Now we can place the windows. Carefully lower them into the profiles from above. If there is a little bit of a breeze, you will notice that the wind exerts a lot of force on the construction. That is why we are working quickly to finish off and reinforce the greenhouse.

Step 4: Set up the roof construction

The design of the roof is entirely up to you. You can choose to make a traditional pointed roof, a pitched roof or just a flat roof. The roof structure is supported by a beam that lies on top of the vertical uprights of the longer side. This beam is called the wall plate, this wall plate is sawn with a mitre. The angle of the mitre corresponds to the roof slope. The flat side of the wall beam is on the uprights, the roof trusses are placed on the sloping side. The mitre of the wall plate thus depends on the type of roof and the roof pitch: it’s wise to calculate this in advance. You can have beams cut lengthwise with a mitre at any hardware store.

The wall plate lies on top of the vertical poles and is screwed to them using corner brackets. You can build the rest of the roof structure in the same way. If you opt for a traditional greenhouse shape, you also have to include a rider in the construction. This is a beam on which the cover over the roof corner is mounted. It is advisable to make a part of the roof hinged, then you can open a section if the temperature gets too high.

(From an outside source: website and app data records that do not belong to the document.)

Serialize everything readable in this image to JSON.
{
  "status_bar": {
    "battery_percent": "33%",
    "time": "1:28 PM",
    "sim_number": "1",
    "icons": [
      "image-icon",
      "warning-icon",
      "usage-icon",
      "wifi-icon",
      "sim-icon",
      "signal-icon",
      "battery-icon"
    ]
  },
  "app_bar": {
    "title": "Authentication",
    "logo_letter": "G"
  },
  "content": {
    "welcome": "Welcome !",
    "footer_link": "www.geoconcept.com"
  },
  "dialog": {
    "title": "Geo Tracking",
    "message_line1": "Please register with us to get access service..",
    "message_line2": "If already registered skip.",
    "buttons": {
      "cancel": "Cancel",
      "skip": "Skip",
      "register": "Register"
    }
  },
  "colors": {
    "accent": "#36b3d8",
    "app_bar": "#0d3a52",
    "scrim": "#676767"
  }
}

A wide range of brackets is available at builders’ merchants, giving you the freedom to design a roof construction yourself. The most important point, however, is the installation of the plastic roofing sheets on your greenhouse, which differs from the installation of the glazing.

Step 5: Placing the roof of the greenhouse

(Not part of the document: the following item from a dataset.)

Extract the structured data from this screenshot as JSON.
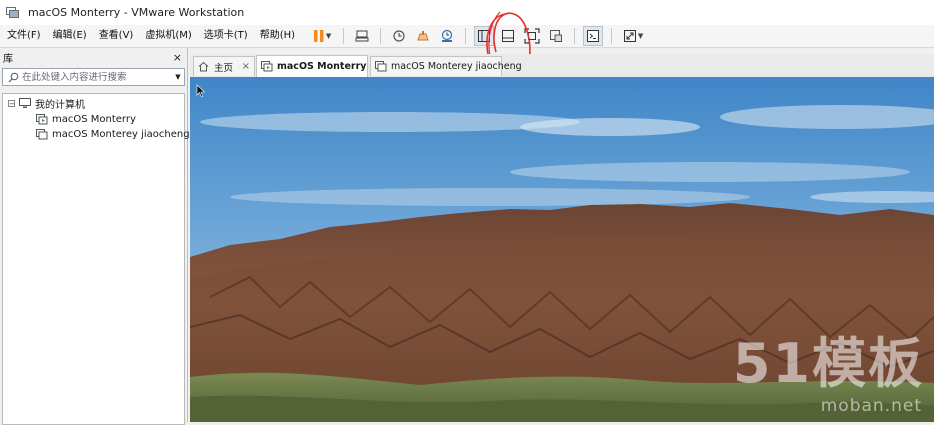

The roof isn’t mounted in U-profiles but is screwed directly onto the wood. As the material for the roof, we advise you to choose polycarbonate (channel) plates. This sheet material is extremely strong, the risk of breakage by hail or flying branches is zero. All screw holes in the plate must be pre-drilled, drill a screw hole every 15 centimetres. Do not use countersunk screws for screwing, but ordinary flat screws, this prevents tearing when tightening. If you mount two plates next to each other, use an H-profile between both plates to ensure a seamless connection. If all roofing sheets have been placed, you can start finishing.
If you have opted for a traditional greenhouse style, with two sloping roof halves, you have to finish the ridge with a ridge cover to prevent rain from getting in the top. Then you seal all edges: the open sides of the channel plates, the edges along the H-sections and the edges along the ridge. Finally, you also seal the seams along the glazing. Your greenhouse is now ready for use. You only have to install a floor and a row of tiles on which you can walk.

Materials required for making your own greenhouse:

• Hardwood ground posts
• Hardwood poles for the foundation
• Timber (spruce) beams for the side walls (at least 50 x 30 mm)
• Corner brackets
• Stainless steel screws
• Aluminium U and H profiles
• Concrete (for pouring in the ground posts)
• Acrylate kit
• Fret bolts 12 mm
• Drills 5, 9, 12 mm
• Screws with a countersunk head, 3-4 mm
• Screws with a flat head, 3-4 mm